# Problem requirements
When a line in the listing contains the string "dayı", pick it out and copy it.

# Exercise inputs

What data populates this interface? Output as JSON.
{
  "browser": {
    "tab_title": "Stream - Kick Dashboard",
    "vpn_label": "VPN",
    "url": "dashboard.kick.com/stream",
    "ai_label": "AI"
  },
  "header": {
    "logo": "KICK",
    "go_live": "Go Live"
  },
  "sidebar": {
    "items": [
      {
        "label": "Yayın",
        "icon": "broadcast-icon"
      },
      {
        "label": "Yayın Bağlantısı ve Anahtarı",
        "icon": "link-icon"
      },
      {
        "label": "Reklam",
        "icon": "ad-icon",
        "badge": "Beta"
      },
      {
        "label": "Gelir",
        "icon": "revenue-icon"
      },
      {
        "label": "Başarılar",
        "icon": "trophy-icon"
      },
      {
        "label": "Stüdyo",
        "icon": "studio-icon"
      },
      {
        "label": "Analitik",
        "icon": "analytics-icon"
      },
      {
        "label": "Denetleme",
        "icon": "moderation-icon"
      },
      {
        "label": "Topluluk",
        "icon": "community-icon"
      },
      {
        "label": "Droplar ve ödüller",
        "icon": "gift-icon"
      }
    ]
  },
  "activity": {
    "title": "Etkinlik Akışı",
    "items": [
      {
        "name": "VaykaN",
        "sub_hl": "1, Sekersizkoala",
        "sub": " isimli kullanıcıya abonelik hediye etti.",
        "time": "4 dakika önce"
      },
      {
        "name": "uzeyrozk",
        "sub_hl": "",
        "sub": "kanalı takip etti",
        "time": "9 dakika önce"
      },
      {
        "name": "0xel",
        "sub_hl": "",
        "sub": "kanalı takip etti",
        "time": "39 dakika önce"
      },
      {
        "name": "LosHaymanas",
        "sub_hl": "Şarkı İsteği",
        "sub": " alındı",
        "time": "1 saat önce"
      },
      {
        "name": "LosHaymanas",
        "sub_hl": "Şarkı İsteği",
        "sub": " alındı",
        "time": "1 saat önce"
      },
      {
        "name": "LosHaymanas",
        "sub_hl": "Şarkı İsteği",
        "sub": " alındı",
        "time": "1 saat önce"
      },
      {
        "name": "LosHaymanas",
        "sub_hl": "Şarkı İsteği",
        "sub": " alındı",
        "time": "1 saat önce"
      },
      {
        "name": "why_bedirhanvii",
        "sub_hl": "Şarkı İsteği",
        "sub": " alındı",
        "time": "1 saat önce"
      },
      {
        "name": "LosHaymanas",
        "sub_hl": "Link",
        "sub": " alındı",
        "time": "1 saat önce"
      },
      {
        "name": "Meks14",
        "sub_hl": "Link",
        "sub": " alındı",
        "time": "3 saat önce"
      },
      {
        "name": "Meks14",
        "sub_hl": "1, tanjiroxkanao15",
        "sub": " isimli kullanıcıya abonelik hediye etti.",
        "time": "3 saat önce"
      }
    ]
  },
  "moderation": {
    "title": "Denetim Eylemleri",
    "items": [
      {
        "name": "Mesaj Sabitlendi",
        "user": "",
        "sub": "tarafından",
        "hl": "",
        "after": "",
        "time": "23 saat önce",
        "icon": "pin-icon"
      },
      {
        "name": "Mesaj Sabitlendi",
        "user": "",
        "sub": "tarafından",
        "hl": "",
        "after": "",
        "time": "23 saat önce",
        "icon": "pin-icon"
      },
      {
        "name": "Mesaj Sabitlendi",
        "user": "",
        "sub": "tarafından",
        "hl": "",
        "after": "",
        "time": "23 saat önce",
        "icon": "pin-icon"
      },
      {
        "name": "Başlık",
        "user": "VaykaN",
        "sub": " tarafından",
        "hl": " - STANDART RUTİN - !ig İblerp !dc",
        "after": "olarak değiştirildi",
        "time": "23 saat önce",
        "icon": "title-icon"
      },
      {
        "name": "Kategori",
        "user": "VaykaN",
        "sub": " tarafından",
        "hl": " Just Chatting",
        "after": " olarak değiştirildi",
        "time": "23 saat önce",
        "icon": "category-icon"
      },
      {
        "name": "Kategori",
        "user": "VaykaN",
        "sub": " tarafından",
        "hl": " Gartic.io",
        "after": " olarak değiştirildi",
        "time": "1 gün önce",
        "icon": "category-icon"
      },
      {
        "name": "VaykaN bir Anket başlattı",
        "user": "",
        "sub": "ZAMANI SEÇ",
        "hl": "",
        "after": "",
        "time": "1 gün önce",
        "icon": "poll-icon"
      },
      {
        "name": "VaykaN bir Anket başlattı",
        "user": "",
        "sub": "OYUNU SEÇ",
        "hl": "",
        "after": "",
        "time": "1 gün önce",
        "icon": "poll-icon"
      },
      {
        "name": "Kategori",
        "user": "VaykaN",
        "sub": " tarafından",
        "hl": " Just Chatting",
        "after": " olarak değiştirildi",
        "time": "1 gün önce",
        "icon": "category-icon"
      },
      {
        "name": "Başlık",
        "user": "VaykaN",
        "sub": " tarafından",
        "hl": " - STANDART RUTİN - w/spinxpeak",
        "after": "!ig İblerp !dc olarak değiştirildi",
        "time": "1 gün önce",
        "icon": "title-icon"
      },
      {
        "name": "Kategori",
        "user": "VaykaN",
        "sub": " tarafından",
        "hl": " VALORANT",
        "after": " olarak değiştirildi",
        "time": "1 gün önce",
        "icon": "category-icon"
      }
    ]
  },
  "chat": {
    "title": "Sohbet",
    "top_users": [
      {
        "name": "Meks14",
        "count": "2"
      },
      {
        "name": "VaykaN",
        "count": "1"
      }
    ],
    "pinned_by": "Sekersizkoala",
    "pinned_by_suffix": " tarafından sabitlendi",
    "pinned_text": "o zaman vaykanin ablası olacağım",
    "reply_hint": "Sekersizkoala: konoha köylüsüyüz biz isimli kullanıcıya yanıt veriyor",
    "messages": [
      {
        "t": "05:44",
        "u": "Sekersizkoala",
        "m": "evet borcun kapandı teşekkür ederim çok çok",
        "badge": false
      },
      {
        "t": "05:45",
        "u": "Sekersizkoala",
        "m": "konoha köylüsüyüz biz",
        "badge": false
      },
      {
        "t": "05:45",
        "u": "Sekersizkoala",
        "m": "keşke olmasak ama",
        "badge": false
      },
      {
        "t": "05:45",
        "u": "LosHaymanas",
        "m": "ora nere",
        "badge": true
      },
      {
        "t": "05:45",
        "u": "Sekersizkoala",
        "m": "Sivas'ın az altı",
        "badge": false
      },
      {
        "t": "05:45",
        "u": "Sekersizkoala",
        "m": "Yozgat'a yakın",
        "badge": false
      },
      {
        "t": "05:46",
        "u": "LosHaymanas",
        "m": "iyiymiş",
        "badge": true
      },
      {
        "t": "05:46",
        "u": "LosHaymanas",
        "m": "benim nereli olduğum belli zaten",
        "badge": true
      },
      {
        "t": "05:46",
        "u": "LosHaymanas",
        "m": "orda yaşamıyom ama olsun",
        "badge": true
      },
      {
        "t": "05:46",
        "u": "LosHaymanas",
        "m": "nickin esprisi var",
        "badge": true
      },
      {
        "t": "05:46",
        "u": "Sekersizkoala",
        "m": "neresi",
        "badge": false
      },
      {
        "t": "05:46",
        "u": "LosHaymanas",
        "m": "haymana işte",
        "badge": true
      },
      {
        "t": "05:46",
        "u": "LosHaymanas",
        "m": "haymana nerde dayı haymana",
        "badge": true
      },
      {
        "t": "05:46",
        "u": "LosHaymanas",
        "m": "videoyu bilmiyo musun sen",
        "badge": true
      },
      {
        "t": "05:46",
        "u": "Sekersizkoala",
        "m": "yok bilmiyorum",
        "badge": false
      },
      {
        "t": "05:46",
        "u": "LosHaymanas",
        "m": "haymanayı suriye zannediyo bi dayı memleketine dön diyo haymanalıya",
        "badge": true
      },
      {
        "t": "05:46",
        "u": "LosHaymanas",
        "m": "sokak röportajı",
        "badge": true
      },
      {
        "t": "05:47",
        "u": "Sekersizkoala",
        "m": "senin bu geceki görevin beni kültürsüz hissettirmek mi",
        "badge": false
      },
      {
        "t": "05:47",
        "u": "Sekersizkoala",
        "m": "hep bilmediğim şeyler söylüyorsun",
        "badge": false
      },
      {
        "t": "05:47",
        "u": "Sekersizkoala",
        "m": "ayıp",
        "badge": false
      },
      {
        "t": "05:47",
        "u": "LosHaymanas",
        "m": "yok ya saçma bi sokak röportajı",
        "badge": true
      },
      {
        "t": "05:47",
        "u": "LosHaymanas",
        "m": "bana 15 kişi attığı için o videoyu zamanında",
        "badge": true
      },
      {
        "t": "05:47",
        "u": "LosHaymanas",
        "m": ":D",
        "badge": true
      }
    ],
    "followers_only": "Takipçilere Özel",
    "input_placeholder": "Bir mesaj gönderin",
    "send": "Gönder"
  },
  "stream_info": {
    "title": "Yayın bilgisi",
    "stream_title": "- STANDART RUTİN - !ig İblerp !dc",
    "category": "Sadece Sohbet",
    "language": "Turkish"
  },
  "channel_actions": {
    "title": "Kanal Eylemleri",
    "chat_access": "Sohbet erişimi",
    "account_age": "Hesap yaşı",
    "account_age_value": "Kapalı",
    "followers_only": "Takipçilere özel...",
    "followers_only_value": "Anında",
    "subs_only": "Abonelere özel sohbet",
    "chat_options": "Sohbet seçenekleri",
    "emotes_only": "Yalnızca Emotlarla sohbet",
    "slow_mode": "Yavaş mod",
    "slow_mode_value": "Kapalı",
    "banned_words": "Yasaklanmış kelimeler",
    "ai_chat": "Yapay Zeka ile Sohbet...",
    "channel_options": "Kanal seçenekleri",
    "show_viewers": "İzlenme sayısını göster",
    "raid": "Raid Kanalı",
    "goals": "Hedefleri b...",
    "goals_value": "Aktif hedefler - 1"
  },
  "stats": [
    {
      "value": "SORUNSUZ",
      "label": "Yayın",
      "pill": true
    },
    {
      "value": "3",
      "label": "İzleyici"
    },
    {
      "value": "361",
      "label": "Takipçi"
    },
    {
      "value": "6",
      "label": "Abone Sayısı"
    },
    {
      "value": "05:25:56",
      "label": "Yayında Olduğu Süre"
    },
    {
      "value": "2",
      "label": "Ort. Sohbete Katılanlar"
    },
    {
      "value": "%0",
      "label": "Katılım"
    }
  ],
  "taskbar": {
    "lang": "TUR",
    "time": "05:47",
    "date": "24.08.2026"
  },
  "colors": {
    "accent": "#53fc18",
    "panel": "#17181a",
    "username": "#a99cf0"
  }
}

# Result of this exercise
        "m": "haymana nerde dayı haymana",
        "m": "haymanayı suriye zannediyo bi dayı memleketine dön diyo haymanalıya",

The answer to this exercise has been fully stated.